- Intense interest in only one activity – it’s pretty normal to be arguing with your adolescent over their use of electronic games or social media, but if your teen can only ever be found in front of a computer or device playing games or using social media, this might also be a sign that they are using these activities as a way of coping or as a distraction from deeper problems.
- Changes in concentration or motivation – these might be particularly obvious come report time, if your adolescent has a sudden dip in grades.
- Changes in sleep and eating – adolescence is usually a time of changes in sleeping patterns and appetite so these changes can be tricky to spot, but if your teenager is suddenly eating less, having trouble getting to sleep at night, or sleeping the whole day away, this can be an alarm bell.
- Withdrawing from family relationships and friendships – adolescence is a time when friendships are increasingly important, so if your teenager is spending more and more time alone, it can be a sign of depression.
- Expressing suicidal thoughts which might be passive thoughts such as wishing they were dead, or more active intentions of ending their life.
What should I do if I think my Teenager is Depressed?
First things first . . . talk to your adolescent. Pick a moment when you won’t be interrupted, such as driving in the car together. Gently let your teenager know that you’ve noticed they’re struggling and that they have your unconditional support. Don’t ask too many questions, listen carefully to them and be sure to validate any feelings that they express.
If your teenager expresses suicidal thoughts seek immediate help from your General Practitioner, a local mental health service, or your nearest hospital. If you are worried about your teenager’s immediate safety call 000.
Make an appointment with your General Practitioner and be guided by your teenager; they may want to see the doctor by themselves, or they may need your help to do it. Your doctor can discuss the treatment options with you, but here’s a breakdown of the evidence and the expert guidelines:
- Cognitive Behavioural Therapy (CBT) and Interpersonal Therapy (IPT) have been shown to be effective in treating adolescent major depression and should be considered as the first line of treatment.
- A group of antidepressant medications, called Selective Serotonin Reuptake Inhibitors (SSRIs), may be considered if the depression is severe, if psychological therapy has been ineffective or if psychological therapy is refused or unavailable.
- For severe depression, a combination of SSRIs and CBT can help reduce suicidal thinking and improve functioning.
Once you have seen your GP for an assessment and to discuss treatment options, a Clinical Psychologist can then discuss the type of evidence based talking therapy, such as CBT or IPT, that they can offer. With the right help and support your teen will be back to their door slamming, loud music loving self in no time!

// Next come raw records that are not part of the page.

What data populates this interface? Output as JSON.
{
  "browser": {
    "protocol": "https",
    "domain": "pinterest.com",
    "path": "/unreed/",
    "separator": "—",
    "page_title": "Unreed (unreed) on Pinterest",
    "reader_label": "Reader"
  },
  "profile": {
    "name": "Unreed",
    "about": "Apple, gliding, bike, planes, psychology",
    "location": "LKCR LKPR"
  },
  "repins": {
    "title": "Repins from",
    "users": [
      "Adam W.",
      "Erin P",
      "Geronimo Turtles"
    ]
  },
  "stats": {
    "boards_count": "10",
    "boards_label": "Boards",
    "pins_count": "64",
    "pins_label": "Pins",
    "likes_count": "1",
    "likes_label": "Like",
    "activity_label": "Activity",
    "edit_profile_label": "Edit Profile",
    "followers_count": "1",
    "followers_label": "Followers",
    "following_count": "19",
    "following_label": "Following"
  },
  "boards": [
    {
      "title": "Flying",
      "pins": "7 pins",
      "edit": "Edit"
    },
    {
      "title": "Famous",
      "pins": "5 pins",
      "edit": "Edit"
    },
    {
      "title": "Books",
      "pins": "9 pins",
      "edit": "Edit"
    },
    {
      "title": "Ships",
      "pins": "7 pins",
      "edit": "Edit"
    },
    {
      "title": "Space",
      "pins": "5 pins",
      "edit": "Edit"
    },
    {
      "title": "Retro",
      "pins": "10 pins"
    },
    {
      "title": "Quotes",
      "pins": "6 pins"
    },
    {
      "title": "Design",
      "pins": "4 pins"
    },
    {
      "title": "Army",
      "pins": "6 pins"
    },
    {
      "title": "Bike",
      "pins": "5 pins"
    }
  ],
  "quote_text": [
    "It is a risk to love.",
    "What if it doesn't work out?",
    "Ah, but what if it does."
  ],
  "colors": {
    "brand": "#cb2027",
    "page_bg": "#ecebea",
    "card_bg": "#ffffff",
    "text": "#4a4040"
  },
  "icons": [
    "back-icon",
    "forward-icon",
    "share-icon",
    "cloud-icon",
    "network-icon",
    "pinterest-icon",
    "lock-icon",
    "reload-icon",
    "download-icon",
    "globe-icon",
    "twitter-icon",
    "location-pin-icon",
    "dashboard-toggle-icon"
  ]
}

Author: Emma Jury, B Sc (Hons), PG Dip Sc (Psych), M Sc (Psych), PG Dip Clin Psych, MAPS, MCCLP.
As a Clinical Psychologist, Emma is trained to provide evidence-based assessment and treatment of depression, anxiety and other forms of mental illness. Although Emma has worked with clients across the lifespan, she is particularly experienced in working with children, teenagers and their families.
- Lawrence D, Johnson S, Hafekost J, Boterhoven De Haan K, Sawyer M, Ainley J, Zubrick SR (2015) The Mental Health of Children and Adolescents. Report on the second Australian Child and Adolescent Survey of Mental Health and Wellbeing. Department of Health, Canberra.
- McDermott B, Baigent M, Chanen A, Fraser L, Graetz B, Hayman N, Newman L, Parikh N, Peirce B, Proimos J, Smalley T, Spence S; beyondblue Expert Working Committee (2010) Clinical practice guidelines: Depression in adolescents and young adults. Melbourne: beyondblue: the national depression initiative.
- National Institute of Mental Health (2011) The teen brain still under construction. http://www.nimh.nih.gov